Joseph Jaffe: Real-time marketing is bullshit

Joseph Jaffe: Real-time marketing is bullshit

Real-time marketing is bullshit, according to Joseph Jaffe, CEO and co-founder of Evol8tion at the launch of Australia’s Mobile Futures last night.

B&T Magazine
Posted by B&T Magazine

Instead of brands insisting they are doing real-time marketing, he suggests brands should just try to move faster.

“Just move quicker,” Jaffe said. “For brands, just move from 12 months to 11 months. And if you get to real-time, God bless, operating in milliseconds, but just move quicker.”

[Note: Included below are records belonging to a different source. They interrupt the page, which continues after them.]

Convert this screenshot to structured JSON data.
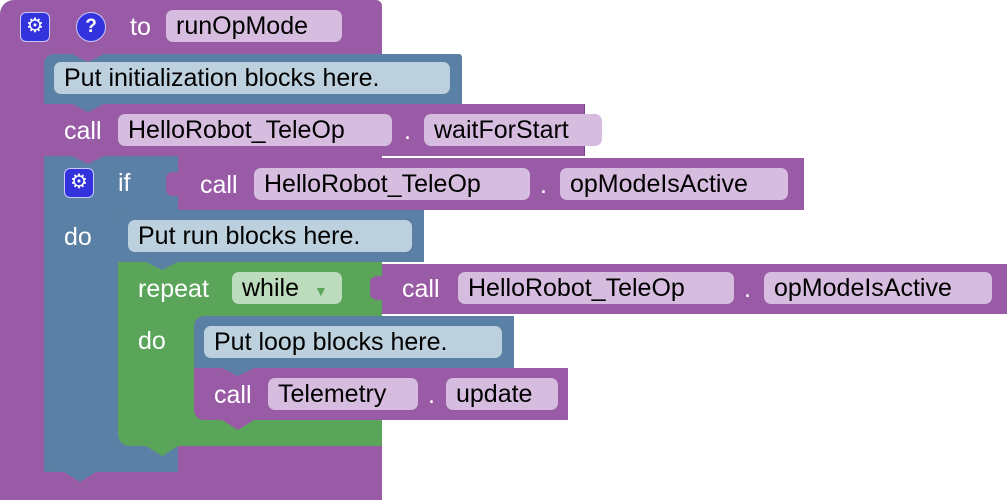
{
  "procedure": {
    "gear_icon": "gear-icon",
    "help_icon": "help-icon",
    "to_label": "to",
    "name": "runOpMode",
    "color": "#995ba5"
  },
  "init_comment": "Put initialization blocks here.",
  "wait_call": {
    "call_label": "call",
    "object": "HelloRobot_TeleOp",
    "dot": ".",
    "method": "waitForStart"
  },
  "if_block": {
    "gear_icon": "gear-icon",
    "if_label": "if",
    "do_label": "do",
    "condition": {
      "call_label": "call",
      "object": "HelloRobot_TeleOp",
      "dot": ".",
      "method": "opModeIsActive"
    },
    "color": "#5b80a5"
  },
  "run_comment": "Put run blocks here.",
  "repeat_block": {
    "repeat_label": "repeat",
    "mode": "while",
    "do_label": "do",
    "condition": {
      "call_label": "call",
      "object": "HelloRobot_TeleOp",
      "dot": ".",
      "method": "opModeIsActive"
    },
    "color": "#5ba55b"
  },
  "loop_comment": "Put loop blocks here.",
  "telemetry_call": {
    "call_label": "call",
    "object": "Telemetry",
    "dot": ".",
    "method": "update"
  }
}
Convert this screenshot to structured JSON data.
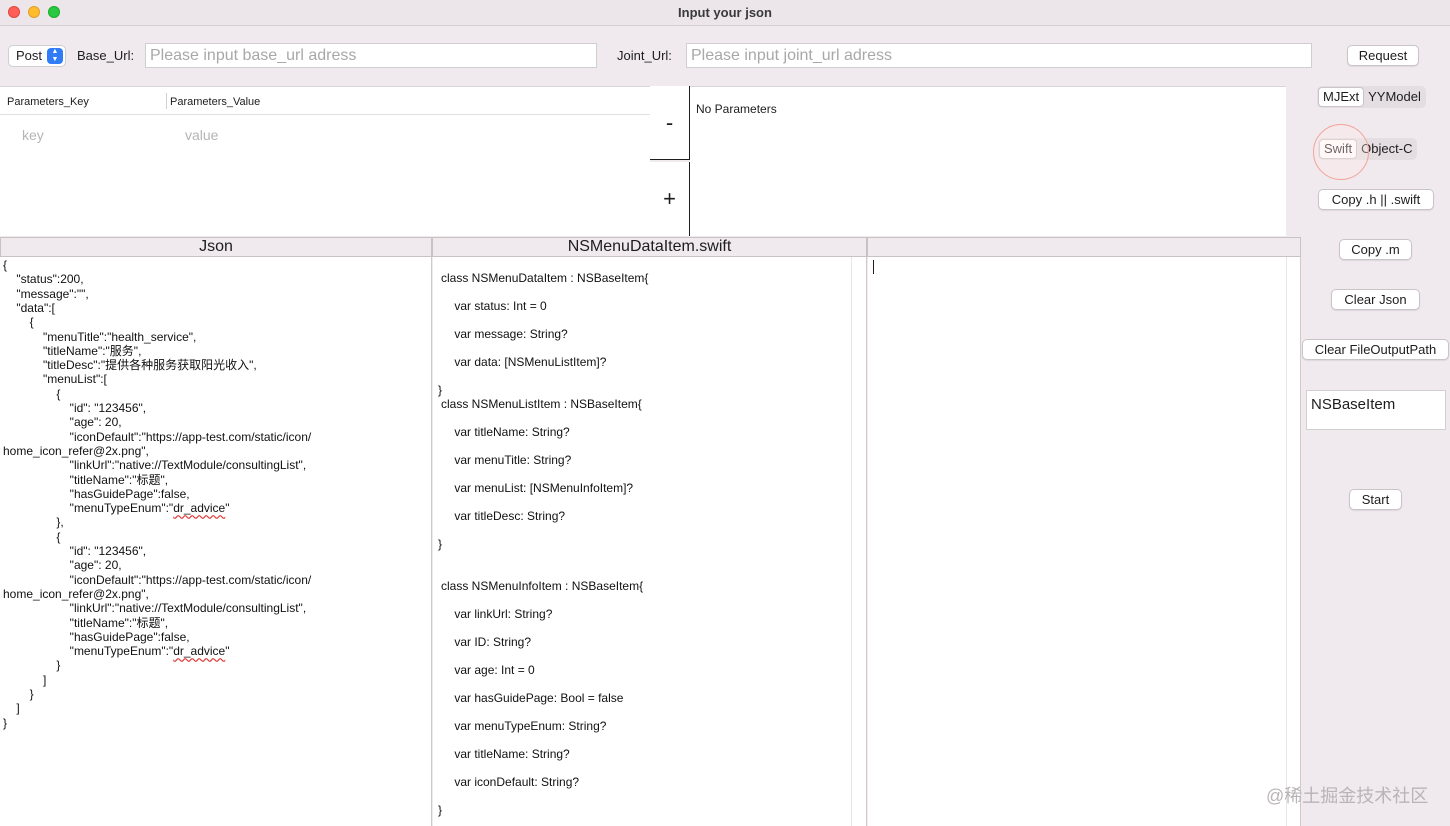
{
  "window": {
    "title": "Input your json"
  },
  "toolbar": {
    "method": "Post",
    "base_url_label": "Base_Url:",
    "base_url_placeholder": "Please input base_url adress",
    "joint_url_label": "Joint_Url:",
    "joint_url_placeholder": "Please input joint_url adress",
    "request_label": "Request"
  },
  "params": {
    "col_key": "Parameters_Key",
    "col_value": "Parameters_Value",
    "key_placeholder": "key",
    "value_placeholder": "value",
    "minus": "-",
    "plus": "+",
    "status": "No Parameters"
  },
  "headers": {
    "json": "Json",
    "code": "NSMenuDataItem.swift",
    "output": ""
  },
  "json_lines": [
    "{",
    "    \"status\":200,",
    "    \"message\":\"\",",
    "    \"data\":[",
    "        {",
    "            \"menuTitle\":\"health_service\",",
    "            \"titleName\":\"服务\",",
    "            \"titleDesc\":\"提供各种服务获取阳光收入\",",
    "            \"menuList\":[",
    "                {",
    "                    \"id\": \"123456\",",
    "                    \"age\": 20,",
    "                    \"iconDefault\":\"https://app-test.com/static/icon/",
    "home_icon_refer@2x.png\",",
    "                    \"linkUrl\":\"native://TextModule/consultingList\",",
    "                    \"titleName\":\"标题\",",
    "                    \"hasGuidePage\":false,",
    "                    \"menuTypeEnum\":\"dr_advice\"",
    "                },",
    "                {",
    "                    \"id\": \"123456\",",
    "                    \"age\": 20,",
    "                    \"iconDefault\":\"https://app-test.com/static/icon/",
    "home_icon_refer@2x.png\",",
    "                    \"linkUrl\":\"native://TextModule/consultingList\",",
    "                    \"titleName\":\"标题\",",
    "                    \"hasGuidePage\":false,",
    "                    \"menuTypeEnum\":\"dr_advice\"",
    "                }",
    "            ]",
    "        }",
    "    ]",
    "}"
  ],
  "code_lines": [
    "class NSMenuDataItem : NSBaseItem{",
    "    var status: Int = 0",
    "    var message: String?",
    "    var data: [NSMenuListItem]?",
    "}",
    "class NSMenuListItem : NSBaseItem{",
    "    var titleName: String?",
    "    var menuTitle: String?",
    "    var menuList: [NSMenuInfoItem]?",
    "    var titleDesc: String?",
    "}",
    "class NSMenuInfoItem : NSBaseItem{",
    "    var linkUrl: String?",
    "    var ID: String?",
    "    var age: Int = 0",
    "    var hasGuidePage: Bool = false",
    "    var menuTypeEnum: String?",
    "    var titleName: String?",
    "    var iconDefault: String?",
    "}"
  ],
  "sidebar": {
    "mjext": "MJExt",
    "yymodel": "YYModel",
    "swift": "Swift",
    "objc": "Object-C",
    "copy_h_swift": "Copy .h || .swift",
    "copy_m": "Copy .m",
    "clear_json": "Clear Json",
    "clear_file_output_path": "Clear FileOutputPath",
    "base_class": "NSBaseItem",
    "start": "Start"
  },
  "watermark": "@稀土掘金技术社区"
}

Referencing the famous ‘Oreo Tweet’ during a power failure at the Superbowl in the US, Jaffe outlines how brands went crazy for that kind of real-time marketing.

“Every brand wanted to figure out their ‘Oreo Tweet’. I said ‘guys trust me, there will never be another power failure at a Superbowl again’.”

Launching Mobile Futures Australia, Mondelēz International will pair five brands, Cadbury Dairy Milk, Marvellous Creations, Cadbury Favourites, Philadelphia cream cheese and belVita breakfast biscuits, with five start-up companies to accelerate and scale existing mobile innovations in 90 days.

“Around half of Australian consumers’ online activity occurs via mobile or tablet devices, but there’s a big gap between that mobile usage and where companies are investing their ad budgets,” Bonin Bough, vice president of global media and consumer engagement at Mondelēz International, said.

“Digitally savvy markets like Australia will play a lead role in our plan to invest 10% of our global marketing budget in clever and engaging mobile activations that span the entire consumer journey.

“Our goal is to become one of the top mobile marketers in the world, and Mobile Futures is one very exciting program that will help us get there.”

Outlining the event and reasoning behind it last night in a panel discussion that included Bonin, Jaffe as well as Phil Morle, Pollenizer CEO and Bosco Tan, co-founder and COO of Australian start-up, Pocketbook, the four discussed what brands can learn from start-up companies and vice versa.

Jaffe believes pain points can be a key place for ideas.

Noting the success of Uber, he outlines how these guys were just two human beings with a pain point.

“I say this when I’m talking to start-ups and when I’m talking to brands, we all have pain points. Just open your eyes and open your ears. Every day we have frustrations from customer services. Why are we not thinking about the power of what we can create?

“Start-ups have the ideas but no money. Brands have got the money but no ideas.”

Tan also outlined how due to lack of money, start-ups often have to resort to desperate measures to get their brand or product out there.

Knocking on the door of your neighbour’s to get them to test out your product or selling a couch on Gumtree with your brand stuck all over it are just some of the measures Tan mentioned.

Morle believes this desperation can work in a start-up’s favour.

“You can be as talented, skilled, connected and networked as you like, but unless you’re desperate and obsessed you’re not going to get it over the line,” he said.

The Mobile Futures network comprises of a number of organisations in the tech start-up arena, such as Evol8tion, Pollenizer, LBMA, Hub Australia, MMA and BlueChilli.

“The world is changing fast and start-ups have learned how to make businesses that can keep up,” Morle said.

“The disruptive nature of these businesses enables brands to adapt faster, meeting the needs of their consumers while giving start-ups access to a large consumer bases which is normally unreachable.”

Image via Memeburn.